QUARANTINE KITCHEN NOTE: To make this even easier, skip the matzah shard portion of the recipe, and add up to 1/2 cup extra nuts or shredded coconut. If you have unsalted nuts, sprinkle a little finishing or kosher salt on the meringues right before you put them in the oven. Save the yolks to make egg drop noodles for chicken soup (see SJK page 45).
Salted Almond and Chocolate Meringues with Matzah Shards
From The Seasonal Jewish Kitchen. Pg. 197
Makes 30 to 36 2-inch meringues
Salty-sweet matzah shards add the sort of addictive crunch that crisped rice cereal gives to a chocolate bar. If you are gluten-free, skip the matzah, or replace it with an equal amount of unsweetened flaked coconut. Serve these on your grandmother’s prettiest cut-glass tray alongside a bowl of the season’s first strawberries or a bowl of fragrant mandarins. Use fully, rather than “lightly,” salted nuts to achieve the right balance of salty and sweet. Avocado and almond oils are good nondairy choices here.
2 sheets matzah
3 tablespoons butter, melted, or avocado or almond oil
¾ cup (150 g) sugar
½ teaspoon fleur de sel
1 cup (135 g) salted roasted almonds, hazelnuts, or pecans, coarsely chopped
4 ounces (115 g) bittersweet chocolate (70%), coarsely chopped
3 egg whites, at room temperature
Pinch of kosher or sea salt
Position racks in middle and upper third of oven. Preheat the oven to 350°F (180°C). Place the matzah sheets on a baking sheet. Brush both sides of each sheet with the butter and sprinkle the tops with 1 tablespoon of the sugar and the fleur de sel.
Toast the matzahs in the oven until crisped and lightly browned, about 10 minutes. Remove the pan from the oven and reduce the oven temperature to 200°F (95°C). When the matzahs are cool, break them into 1- to 2-inch (2.5- to 5-cm) pieces no wider than 1 inch (2.5 cm). In a small bowl, toss together the almonds, chocolate, and 3 tablespoons of the sugar.
Line 2 sheet pans with parchment paper or with foil, shiny side down. Place the egg whites in an impeccably clean bowl of an electric mixer fitted with the whisk attachment. Beat on medium-high speed until thickened and opaque. Increase the speed to high and continue to beat, adding the salt and the remaining ½ cup (100 g) sugar over a couple of minutes until the whites are very stiff and have developed a sheen.
Using a large rubber spatula, gently fold the chocolate-almond mixture into the egg whites. Fold in the matzah shards and any crumbs. For each meringue, drop about 2 tablespoons of the batter onto the prepared pans, spacing them 1 to 2 inches (2.5 to 5 cm) apart. Verticality is good here.

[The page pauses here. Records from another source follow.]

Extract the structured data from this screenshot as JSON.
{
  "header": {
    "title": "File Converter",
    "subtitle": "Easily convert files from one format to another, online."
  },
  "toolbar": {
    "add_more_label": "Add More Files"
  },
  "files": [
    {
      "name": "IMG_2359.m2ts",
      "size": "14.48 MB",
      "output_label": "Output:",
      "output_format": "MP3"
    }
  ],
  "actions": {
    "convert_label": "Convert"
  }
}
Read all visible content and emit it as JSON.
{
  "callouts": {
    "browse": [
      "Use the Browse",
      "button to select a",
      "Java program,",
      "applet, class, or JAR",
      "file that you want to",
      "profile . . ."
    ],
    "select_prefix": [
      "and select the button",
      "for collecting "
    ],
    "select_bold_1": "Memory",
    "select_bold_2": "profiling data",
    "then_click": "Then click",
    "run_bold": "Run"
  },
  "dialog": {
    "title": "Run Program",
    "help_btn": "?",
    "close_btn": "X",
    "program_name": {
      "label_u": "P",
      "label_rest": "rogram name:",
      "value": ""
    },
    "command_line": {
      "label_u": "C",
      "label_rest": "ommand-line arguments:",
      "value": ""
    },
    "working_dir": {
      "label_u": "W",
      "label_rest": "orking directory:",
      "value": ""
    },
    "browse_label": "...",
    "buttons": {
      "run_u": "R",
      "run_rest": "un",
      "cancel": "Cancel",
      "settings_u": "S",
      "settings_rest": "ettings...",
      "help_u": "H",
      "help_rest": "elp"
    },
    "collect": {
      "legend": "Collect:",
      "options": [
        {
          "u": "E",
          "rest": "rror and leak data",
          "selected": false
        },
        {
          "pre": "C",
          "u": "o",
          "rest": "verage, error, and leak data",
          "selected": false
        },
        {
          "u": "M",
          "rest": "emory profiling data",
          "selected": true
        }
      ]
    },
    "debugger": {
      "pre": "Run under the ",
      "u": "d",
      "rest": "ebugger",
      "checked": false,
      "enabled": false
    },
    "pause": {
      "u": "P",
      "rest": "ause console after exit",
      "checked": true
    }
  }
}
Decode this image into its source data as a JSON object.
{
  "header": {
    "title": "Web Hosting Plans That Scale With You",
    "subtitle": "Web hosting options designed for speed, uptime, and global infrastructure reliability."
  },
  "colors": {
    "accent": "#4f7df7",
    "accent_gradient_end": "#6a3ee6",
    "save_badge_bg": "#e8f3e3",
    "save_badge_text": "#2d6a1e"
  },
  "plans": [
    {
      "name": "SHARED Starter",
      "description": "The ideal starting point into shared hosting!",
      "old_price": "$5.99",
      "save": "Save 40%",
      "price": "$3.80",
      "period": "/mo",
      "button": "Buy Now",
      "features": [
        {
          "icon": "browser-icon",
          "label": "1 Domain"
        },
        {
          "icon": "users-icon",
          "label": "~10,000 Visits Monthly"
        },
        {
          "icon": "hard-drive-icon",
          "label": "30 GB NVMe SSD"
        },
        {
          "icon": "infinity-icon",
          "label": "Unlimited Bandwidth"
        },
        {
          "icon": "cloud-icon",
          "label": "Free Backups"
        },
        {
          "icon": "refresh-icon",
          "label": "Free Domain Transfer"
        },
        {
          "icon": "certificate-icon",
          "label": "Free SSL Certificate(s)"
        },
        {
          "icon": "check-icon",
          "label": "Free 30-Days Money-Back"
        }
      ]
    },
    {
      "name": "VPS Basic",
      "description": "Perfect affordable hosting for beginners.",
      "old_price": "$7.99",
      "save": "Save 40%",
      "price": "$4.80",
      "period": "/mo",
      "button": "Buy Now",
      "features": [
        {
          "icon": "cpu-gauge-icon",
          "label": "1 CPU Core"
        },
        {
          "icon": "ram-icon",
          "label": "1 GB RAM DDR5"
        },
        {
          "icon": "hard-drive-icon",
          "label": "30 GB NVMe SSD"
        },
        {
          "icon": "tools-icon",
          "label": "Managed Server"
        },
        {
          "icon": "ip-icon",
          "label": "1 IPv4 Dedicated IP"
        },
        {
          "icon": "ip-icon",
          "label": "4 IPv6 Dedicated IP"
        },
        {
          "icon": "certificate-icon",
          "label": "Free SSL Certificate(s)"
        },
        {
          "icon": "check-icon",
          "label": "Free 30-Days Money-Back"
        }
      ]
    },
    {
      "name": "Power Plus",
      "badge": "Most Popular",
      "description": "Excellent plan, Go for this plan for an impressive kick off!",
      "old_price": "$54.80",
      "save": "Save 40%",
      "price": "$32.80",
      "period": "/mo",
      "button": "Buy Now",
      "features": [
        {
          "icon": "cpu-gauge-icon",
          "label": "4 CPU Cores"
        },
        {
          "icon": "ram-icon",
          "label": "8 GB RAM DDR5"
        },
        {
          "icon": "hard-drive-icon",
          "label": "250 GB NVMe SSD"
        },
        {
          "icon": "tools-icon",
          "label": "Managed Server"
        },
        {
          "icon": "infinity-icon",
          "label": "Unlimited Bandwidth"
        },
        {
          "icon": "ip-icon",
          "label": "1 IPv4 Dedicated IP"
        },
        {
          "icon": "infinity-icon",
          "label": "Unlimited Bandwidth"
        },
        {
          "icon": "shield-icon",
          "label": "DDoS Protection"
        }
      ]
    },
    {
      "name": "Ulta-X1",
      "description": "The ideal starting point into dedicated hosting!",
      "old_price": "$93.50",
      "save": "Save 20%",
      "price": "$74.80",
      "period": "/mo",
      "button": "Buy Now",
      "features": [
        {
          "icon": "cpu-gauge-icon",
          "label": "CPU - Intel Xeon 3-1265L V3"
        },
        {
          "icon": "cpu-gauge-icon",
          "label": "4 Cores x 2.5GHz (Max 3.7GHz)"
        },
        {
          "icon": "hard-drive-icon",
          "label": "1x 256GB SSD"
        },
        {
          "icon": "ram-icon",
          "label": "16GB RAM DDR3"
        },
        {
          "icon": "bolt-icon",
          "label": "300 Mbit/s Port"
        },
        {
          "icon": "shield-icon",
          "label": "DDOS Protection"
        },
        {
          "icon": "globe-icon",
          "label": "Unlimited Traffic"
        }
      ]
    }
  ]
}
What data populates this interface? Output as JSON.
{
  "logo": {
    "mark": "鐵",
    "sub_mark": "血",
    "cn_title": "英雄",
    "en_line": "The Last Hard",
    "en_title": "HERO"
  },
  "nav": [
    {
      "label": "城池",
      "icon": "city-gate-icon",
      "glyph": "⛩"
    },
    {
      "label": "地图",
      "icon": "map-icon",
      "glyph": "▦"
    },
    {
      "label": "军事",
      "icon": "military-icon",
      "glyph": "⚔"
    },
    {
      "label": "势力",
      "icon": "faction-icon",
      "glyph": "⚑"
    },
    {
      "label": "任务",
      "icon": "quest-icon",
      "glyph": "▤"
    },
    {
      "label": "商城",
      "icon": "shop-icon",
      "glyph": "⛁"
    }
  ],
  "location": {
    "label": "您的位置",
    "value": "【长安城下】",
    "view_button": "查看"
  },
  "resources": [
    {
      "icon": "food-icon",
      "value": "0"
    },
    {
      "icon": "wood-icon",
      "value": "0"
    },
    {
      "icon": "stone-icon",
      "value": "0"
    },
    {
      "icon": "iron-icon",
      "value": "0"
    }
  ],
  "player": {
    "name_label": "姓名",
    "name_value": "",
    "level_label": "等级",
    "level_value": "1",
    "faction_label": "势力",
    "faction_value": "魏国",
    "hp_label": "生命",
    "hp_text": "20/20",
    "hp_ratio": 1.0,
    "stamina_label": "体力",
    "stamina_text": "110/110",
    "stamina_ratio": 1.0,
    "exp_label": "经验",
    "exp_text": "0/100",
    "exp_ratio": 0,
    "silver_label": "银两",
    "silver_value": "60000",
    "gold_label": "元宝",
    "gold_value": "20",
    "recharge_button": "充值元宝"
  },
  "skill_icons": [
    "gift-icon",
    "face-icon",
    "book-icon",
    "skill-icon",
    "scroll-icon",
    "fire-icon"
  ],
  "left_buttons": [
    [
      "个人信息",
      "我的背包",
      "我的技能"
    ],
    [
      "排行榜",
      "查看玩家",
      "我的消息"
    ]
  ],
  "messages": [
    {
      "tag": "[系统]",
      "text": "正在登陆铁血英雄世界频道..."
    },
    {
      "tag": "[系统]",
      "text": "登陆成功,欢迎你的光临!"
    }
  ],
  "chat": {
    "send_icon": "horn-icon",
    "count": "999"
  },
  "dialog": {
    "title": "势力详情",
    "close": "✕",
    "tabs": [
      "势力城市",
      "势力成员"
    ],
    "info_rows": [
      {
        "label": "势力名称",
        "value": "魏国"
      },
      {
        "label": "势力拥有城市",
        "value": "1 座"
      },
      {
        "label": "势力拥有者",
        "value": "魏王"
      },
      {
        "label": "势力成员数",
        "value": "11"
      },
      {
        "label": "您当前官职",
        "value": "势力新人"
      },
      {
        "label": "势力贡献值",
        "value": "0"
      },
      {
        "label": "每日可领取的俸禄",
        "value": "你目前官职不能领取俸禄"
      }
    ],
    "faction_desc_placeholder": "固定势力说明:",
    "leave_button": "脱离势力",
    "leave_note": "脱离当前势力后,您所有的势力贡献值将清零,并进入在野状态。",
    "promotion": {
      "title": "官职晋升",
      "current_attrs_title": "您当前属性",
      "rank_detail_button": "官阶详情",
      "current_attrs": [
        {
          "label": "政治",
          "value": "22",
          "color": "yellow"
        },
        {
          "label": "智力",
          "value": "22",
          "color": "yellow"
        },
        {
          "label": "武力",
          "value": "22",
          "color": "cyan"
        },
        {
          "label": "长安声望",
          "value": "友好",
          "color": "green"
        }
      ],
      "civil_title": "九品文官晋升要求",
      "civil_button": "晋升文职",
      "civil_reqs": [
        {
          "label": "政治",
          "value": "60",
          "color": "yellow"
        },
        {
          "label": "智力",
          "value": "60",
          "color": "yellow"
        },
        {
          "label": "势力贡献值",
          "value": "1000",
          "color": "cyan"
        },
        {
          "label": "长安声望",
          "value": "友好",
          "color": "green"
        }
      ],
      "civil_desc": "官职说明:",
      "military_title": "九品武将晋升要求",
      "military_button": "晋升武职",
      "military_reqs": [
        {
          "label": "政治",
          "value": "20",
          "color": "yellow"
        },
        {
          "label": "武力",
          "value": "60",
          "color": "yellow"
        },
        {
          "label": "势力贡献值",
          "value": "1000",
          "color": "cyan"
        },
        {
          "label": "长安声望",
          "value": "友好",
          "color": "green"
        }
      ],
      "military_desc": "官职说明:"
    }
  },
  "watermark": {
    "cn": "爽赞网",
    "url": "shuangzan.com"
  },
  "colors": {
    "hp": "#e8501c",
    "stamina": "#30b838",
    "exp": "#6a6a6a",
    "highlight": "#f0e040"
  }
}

Bake the meringues for 1½ hours, switching the pans top to bottom and front to back halfway through the baking to ensure the meringues bake evenly. Remove a meringue from the oven and allow it to cool. If it is dry and crisp throughout, turn off the oven. If it is still chewy, bake for another 15 to 30 minutes, and test again. Once the meringues are done, turn off the oven and leave the meringues in the oven until completely cool and crisp, 2 to 3 hours or up to overnight.
Carefully peel off the meringues from the parchment. They will keep in an airtight container at room temperature for up to 1 week.
The overnight way: There’s a favorite version of meringue cookies that has been floating around for decades, that I learned from my friend, Jane Bard. Prepare meringues as above but leave the oven at 350°F (180°C). Turn off the oven as soon as you put in the meringues. Leave them untouched for at least 4 hours, or overnight. Test for crispness; if necessary, return meringues to a 200°F (95°C)-oven until done as above.
Reprinted with permission from The Seasonal Jewish Kitchen © 2015 by Amelia Saltsman, Sterling Epicure, an imprint of Sterling Publishing Co., Inc.